WORK REQUIRED:
In the answer, each line must appear exactly as in the records, and no picture may appear.
(DATASET EXTRACT)
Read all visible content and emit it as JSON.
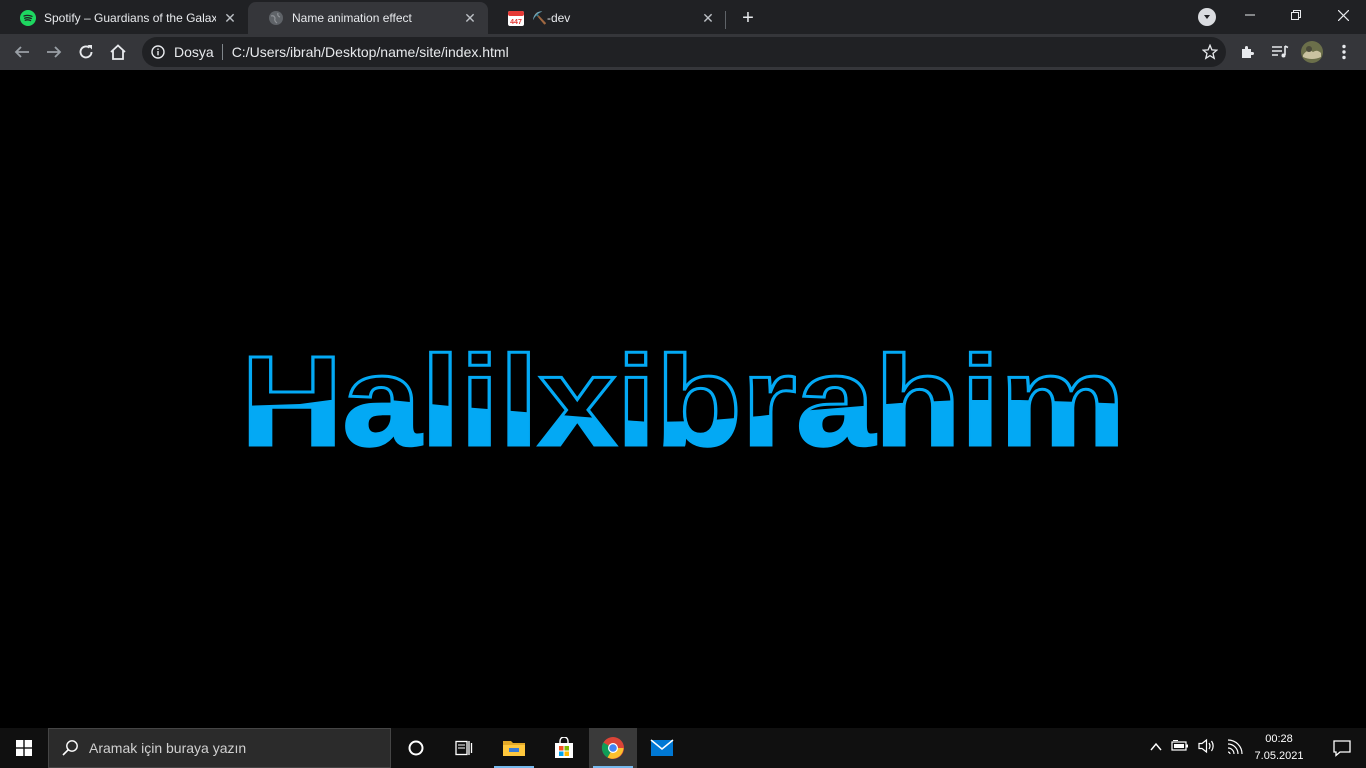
{
  "browser": {
    "tabs": [
      {
        "title": "Spotify – Guardians of the Galaxy",
        "favicon": "spotify-icon"
      },
      {
        "title": "Name animation effect",
        "favicon": "globe-icon",
        "active": true
      },
      {
        "title": "⛏️-dev",
        "favicon": "calendar-447-icon"
      }
    ],
    "calendar_badge": "447",
    "omnibox": {
      "chip": "Dosya",
      "url": "C:/Users/ibrah/Desktop/name/site/index.html"
    }
  },
  "page": {
    "name_text": "Halilxibrahim",
    "colors": {
      "accent": "#03a9f4",
      "background": "#000000"
    }
  },
  "taskbar": {
    "search_placeholder": "Aramak için buraya yazın",
    "time": "00:28",
    "date": "7.05.2021"
  }
}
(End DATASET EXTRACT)
WRITTEN RESPONSE:
Read all visible content and emit it as JSON.
{
  "browser": {
    "tabs": [
      {
        "title": "Spotify – Guardians of the Galaxy",
        "favicon": "spotify-icon"
      },
      {
        "title": "Name animation effect",
        "favicon": "globe-icon",
        "active": true
      },
      {
        "title": "⛏️-dev",
        "favicon": "calendar-447-icon"
      }
    ],
    "calendar_badge": "447",
    "omnibox": {
      "chip": "Dosya",
      "url": "C:/Users/ibrah/Desktop/name/site/index.html"
    }
  },
  "page": {
    "name_text": "Halilxibrahim",
    "colors": {
      "accent": "#03a9f4",
      "background": "#000000"
    }
  },
  "taskbar": {
    "search_placeholder": "Aramak için buraya yazın",
    "time": "00:28",
    "date": "7.05.2021"
  }
}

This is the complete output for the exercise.